Cast iron tea kettles are almost indestructible, but rust can sometimes be a problem. It is recommended to keep the kettle as dry as possible, and to remove any remaining water after boiling.
Over time, the kettle can develop a protective layer of minerals that can help prevent rusting. If it does develop rust, I have read that boiling water inside mixed with baking soda and lemon juice, can fix the issue.
You can buy iron tea kettles in many different weights and sizes depending on how many people you normally plan to serve tea. The kettles can also have various designs and colors, even to match the colors in your kitchen. It definitely brings some more class to your tea making, and makes good conversation topics.

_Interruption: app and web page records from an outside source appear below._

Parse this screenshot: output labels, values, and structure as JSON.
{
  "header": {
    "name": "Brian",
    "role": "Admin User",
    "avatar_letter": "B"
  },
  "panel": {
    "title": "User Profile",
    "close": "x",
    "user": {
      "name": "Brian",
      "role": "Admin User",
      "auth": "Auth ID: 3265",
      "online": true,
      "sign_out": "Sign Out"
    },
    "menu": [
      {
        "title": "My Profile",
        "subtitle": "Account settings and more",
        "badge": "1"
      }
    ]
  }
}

Another benefit is that you are not limited to using the water just for tea, but you can make hot chocolate or other hot beverages with the warm water.

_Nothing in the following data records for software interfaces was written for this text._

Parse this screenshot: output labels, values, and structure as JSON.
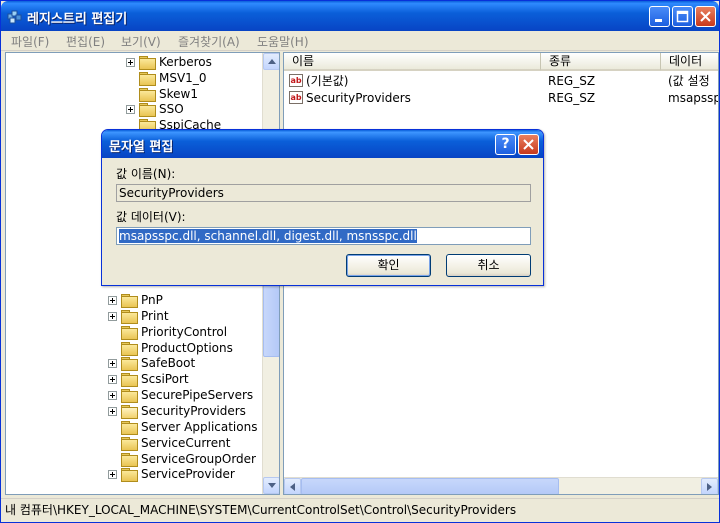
{
  "window": {
    "title": "레지스트리 편집기"
  },
  "menu": [
    "파일(F)",
    "편집(E)",
    "보기(V)",
    "즐겨찾기(A)",
    "도움말(H)"
  ],
  "tree": {
    "top_items": [
      {
        "label": "Kerberos",
        "expandable": true
      },
      {
        "label": "MSV1_0",
        "expandable": false
      },
      {
        "label": "Skew1",
        "expandable": false
      },
      {
        "label": "SSO",
        "expandable": true
      },
      {
        "label": "SspiCache",
        "expandable": false
      }
    ],
    "bottom_items": [
      {
        "label": "PnP",
        "expandable": true
      },
      {
        "label": "Print",
        "expandable": true
      },
      {
        "label": "PriorityControl",
        "expandable": false
      },
      {
        "label": "ProductOptions",
        "expandable": false
      },
      {
        "label": "SafeBoot",
        "expandable": true
      },
      {
        "label": "ScsiPort",
        "expandable": true
      },
      {
        "label": "SecurePipeServers",
        "expandable": true
      },
      {
        "label": "SecurityProviders",
        "expandable": true,
        "open": true
      },
      {
        "label": "Server Applications",
        "expandable": false
      },
      {
        "label": "ServiceCurrent",
        "expandable": false
      },
      {
        "label": "ServiceGroupOrder",
        "expandable": false
      },
      {
        "label": "ServiceProvider",
        "expandable": true
      }
    ]
  },
  "list": {
    "columns": [
      "이름",
      "종류",
      "데이터"
    ],
    "rows": [
      {
        "name": "(기본값)",
        "type": "REG_SZ",
        "data": "(값 설정"
      },
      {
        "name": "SecurityProviders",
        "type": "REG_SZ",
        "data": "msapssp"
      }
    ]
  },
  "status": "내 컴퓨터\\HKEY_LOCAL_MACHINE\\SYSTEM\\CurrentControlSet\\Control\\SecurityProviders",
  "dialog": {
    "title": "문자열 편집",
    "help_label": "?",
    "name_label": "값 이름(N):",
    "name_value": "SecurityProviders",
    "data_label": "값 데이터(V):",
    "data_value": "msapsspc.dll, schannel.dll, digest.dll, msnsspc.dll",
    "ok_label": "확인",
    "cancel_label": "취소"
  }
}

Where to buy cast iron tea kettles
It is very difficult to find cast iron tea kettles that are strictly kettles.
The only company I can find offering just the kettles are made by Old Mountain.
Check out their 2 quart Old Mountain Cast Iron Tea Kettle on Amazon. I also found their smaller version here: Mini Tea Kettle that holds 1.5 cups on Amazon.
If you do not mind the combination of cast iron tea kettle and tea pot, check out this popular model on Amazon.
Last I checked, sears.com also offers a wide variety of cast iron tea kettles as opposed to the teapots.
The price range for these kettles are usually between $20 to $100. There are even antique kettles on other sites that can run into the hundreds of dollars.
Remember that there is a big difference between cast iron tea kettles versus cast iron teapots and even certain retailers mistake the two, so make sure to read the description.
Many of the online tea stores appear to sell the teapots, but not the tea kettles. You know it is a teapot if they say not to put it on the stove.
I hope that this article helps you understand more about the benefits of cast iron tea kettles, and that it improves your tea drinking experience. These kettles definitely add some class to your kitchen.
My husband and I sell cast iron cookware. I recently had a question about cast iron kettles and found your article very helpful. I would like to get your permission to link your site to our site.
Cool post, do you mind if I link to it from my new blog/tea shop?
Its called Lovely Tea Teas? Thanks in advance – Oliver aka Mr Tea
Lehman’s (Ohio, USA) has a great online catalog, can mail you a paper one, & has some store-fronts (in Ohio). They have a few types of cast iron kettles (for boiling water), some unlined & other lined w/enamel (to prevent rust).
I just got an old cast iron teapot from a friend who collects different art and unique things. How can I get it checked out to see how old it is? There are some markings on it hard to read though.
Hi sorry for the delay in responding. I would email some collector’s sites to get a better idea. I did find that Barnebys offers an appraisal service for $17: https://www.barnebys.com/appraisal/
Here is also a list of sites offering free appraisals depending on circumstances: https://www.whatsellsbest.com/research/value/collectibles.html
I am interested in finding out if the boiled water inside the caste iron kettle will have some iron in as it would if you would cook food in a caste iron skillet.
Hi, my understanding is that some of the iron does get into the food or tea. I found an article online with further detail: https://runnersconnect.net/cast-iron-pan-iron/.
I have surfed several distributers. None specify a kettle that will accept boiling water on open flame. Would you advice? Thank you.